### YOUR ASSIGNMENT
Go through the data and tally the lines that include "Duplicates". The reply is that number alone.

= = = =

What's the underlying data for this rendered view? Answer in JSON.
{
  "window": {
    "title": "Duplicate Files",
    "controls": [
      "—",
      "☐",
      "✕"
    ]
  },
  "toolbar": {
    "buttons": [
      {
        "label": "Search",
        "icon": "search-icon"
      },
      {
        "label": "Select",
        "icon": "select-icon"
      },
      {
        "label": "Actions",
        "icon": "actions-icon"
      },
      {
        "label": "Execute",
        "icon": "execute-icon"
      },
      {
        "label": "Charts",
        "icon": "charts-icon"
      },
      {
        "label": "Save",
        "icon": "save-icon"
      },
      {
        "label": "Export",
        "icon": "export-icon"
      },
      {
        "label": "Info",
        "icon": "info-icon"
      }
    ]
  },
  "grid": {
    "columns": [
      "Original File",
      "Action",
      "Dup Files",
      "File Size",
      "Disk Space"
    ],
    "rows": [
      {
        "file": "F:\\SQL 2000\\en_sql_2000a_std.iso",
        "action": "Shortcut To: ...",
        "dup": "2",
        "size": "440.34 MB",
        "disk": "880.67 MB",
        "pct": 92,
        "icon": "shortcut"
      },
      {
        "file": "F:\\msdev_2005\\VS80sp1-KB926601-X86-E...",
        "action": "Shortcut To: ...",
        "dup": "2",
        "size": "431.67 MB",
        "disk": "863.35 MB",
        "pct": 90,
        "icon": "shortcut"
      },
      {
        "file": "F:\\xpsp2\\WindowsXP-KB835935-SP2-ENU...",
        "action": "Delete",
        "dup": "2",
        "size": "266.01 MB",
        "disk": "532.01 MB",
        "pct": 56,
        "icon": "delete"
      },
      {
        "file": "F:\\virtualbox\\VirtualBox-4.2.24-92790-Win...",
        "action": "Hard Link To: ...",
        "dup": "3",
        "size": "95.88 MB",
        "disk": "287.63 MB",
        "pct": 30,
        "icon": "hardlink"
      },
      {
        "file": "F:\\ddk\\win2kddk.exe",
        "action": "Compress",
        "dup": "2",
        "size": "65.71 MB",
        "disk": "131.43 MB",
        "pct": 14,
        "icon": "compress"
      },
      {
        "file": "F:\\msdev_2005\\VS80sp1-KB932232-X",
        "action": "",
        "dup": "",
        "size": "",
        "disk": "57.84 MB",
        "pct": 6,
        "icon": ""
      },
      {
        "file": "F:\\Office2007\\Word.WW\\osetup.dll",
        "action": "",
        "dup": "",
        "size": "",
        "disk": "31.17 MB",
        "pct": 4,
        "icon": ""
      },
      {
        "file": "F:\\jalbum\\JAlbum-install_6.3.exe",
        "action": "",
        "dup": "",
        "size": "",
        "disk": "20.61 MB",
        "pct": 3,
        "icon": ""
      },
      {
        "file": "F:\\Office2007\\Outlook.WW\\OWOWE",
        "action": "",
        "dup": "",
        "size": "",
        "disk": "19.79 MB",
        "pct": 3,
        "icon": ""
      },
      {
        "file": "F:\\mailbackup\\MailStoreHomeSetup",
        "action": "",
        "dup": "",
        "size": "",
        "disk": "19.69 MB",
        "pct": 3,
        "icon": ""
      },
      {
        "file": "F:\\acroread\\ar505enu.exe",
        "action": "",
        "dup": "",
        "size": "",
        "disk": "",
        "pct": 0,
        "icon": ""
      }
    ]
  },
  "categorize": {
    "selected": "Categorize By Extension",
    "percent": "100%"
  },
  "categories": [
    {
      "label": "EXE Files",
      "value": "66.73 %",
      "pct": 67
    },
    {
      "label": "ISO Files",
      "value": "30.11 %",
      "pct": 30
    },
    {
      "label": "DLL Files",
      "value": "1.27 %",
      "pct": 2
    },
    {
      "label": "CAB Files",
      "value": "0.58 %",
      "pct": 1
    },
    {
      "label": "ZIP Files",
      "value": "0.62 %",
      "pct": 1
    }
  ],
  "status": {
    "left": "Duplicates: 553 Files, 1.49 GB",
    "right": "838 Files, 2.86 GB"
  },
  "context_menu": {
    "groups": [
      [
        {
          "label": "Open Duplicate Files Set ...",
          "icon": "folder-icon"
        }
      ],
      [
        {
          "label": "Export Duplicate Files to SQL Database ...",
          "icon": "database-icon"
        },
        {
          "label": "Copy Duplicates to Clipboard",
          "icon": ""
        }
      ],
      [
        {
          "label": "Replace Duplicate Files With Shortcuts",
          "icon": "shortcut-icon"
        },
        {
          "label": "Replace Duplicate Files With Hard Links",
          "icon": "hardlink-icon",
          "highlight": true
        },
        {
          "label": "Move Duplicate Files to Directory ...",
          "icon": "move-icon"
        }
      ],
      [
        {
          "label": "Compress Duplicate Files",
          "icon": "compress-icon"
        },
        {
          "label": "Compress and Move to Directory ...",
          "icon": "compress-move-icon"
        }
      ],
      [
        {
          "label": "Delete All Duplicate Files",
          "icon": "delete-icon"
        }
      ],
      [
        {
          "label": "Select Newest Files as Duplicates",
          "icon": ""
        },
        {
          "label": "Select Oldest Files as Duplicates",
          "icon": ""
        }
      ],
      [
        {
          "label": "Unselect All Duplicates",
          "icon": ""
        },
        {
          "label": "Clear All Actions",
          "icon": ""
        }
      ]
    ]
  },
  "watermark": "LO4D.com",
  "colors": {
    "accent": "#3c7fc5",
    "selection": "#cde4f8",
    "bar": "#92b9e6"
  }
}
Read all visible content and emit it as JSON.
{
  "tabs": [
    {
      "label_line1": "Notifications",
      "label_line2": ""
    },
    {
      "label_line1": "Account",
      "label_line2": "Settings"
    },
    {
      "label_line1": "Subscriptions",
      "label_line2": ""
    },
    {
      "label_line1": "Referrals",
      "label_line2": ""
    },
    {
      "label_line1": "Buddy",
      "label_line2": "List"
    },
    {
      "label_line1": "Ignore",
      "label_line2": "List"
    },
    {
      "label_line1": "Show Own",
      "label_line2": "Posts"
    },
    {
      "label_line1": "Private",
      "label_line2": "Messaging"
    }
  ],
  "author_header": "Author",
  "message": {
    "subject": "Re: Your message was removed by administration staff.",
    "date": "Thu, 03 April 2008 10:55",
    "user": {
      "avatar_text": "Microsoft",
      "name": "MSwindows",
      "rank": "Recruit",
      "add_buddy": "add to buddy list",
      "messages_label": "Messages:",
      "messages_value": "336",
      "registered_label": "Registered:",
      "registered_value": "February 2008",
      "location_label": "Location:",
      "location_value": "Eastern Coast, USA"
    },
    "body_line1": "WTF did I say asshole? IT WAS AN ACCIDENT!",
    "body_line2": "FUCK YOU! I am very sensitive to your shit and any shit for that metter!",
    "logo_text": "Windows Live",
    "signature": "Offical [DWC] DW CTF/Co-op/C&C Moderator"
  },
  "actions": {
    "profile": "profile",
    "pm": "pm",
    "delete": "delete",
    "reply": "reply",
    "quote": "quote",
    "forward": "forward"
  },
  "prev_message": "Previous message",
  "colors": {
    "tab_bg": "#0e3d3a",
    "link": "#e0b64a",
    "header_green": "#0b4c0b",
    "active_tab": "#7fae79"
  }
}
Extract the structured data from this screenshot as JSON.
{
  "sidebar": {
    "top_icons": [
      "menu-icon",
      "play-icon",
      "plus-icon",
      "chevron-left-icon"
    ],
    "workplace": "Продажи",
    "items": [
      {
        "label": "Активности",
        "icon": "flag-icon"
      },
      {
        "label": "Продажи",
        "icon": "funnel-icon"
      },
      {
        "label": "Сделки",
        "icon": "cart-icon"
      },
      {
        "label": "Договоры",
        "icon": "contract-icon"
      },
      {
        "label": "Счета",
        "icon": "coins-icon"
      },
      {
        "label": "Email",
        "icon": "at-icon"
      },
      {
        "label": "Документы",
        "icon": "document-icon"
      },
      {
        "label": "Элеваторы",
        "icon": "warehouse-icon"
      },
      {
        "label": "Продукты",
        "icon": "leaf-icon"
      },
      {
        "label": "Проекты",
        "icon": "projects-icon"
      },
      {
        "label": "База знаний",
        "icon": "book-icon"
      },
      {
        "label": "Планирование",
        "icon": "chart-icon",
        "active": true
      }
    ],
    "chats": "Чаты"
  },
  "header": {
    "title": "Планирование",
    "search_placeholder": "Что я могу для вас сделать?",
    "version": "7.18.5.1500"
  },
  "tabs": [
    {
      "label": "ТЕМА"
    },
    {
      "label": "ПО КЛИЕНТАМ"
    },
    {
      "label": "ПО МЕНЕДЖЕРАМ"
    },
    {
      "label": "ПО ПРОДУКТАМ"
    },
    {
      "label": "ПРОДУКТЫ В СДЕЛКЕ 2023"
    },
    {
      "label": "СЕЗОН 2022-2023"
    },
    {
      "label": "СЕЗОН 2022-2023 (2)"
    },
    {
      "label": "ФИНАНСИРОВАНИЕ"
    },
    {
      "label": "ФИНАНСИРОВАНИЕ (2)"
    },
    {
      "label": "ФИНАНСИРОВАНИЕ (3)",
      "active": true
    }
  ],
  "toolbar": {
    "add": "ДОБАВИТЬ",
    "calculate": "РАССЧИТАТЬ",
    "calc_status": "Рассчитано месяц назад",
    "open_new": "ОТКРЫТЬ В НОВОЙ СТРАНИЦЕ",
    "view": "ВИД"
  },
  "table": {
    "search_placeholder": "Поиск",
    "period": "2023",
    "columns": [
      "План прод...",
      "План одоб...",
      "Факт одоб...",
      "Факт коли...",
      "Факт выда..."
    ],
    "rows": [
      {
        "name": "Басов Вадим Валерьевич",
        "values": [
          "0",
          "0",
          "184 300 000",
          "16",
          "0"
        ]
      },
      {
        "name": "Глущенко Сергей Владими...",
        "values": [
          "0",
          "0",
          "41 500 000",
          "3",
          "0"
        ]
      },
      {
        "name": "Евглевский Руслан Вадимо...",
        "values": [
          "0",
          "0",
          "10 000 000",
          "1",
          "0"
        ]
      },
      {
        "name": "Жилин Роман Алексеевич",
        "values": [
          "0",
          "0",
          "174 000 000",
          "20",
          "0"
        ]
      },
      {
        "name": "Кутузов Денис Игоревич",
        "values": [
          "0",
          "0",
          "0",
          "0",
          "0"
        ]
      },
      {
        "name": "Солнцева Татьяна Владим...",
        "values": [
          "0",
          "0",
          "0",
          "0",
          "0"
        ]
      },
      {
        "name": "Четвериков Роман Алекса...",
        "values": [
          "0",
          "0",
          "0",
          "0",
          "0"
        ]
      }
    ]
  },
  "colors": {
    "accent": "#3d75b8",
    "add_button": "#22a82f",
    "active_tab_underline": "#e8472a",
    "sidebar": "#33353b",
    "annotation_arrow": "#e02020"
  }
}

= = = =

### RESPONSE TO THE EXERCISE
5